RECORDS FOR THIS TASK section start

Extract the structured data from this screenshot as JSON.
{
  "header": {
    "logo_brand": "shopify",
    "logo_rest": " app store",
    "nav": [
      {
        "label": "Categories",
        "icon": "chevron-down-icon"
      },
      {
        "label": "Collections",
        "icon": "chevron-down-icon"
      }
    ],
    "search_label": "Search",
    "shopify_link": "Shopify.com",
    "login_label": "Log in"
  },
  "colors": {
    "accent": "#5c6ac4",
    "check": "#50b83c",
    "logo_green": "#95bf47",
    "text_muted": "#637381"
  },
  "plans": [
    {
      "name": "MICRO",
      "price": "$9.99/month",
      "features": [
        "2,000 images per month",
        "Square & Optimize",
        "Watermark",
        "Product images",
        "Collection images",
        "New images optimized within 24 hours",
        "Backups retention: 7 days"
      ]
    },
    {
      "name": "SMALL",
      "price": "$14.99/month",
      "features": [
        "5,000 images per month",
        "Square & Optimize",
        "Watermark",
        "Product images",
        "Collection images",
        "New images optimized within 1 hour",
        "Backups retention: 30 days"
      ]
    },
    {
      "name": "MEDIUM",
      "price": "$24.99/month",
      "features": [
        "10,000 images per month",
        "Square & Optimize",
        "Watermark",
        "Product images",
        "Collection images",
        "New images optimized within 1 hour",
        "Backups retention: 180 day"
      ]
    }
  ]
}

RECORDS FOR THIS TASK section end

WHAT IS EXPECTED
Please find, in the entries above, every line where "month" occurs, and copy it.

RESULT OF THE EXERCISE
      "price": "$9.99/month",
        "2,000 images per month",
      "price": "$14.99/month",
        "5,000 images per month",
      "price": "$24.99/month",
        "10,000 images per month",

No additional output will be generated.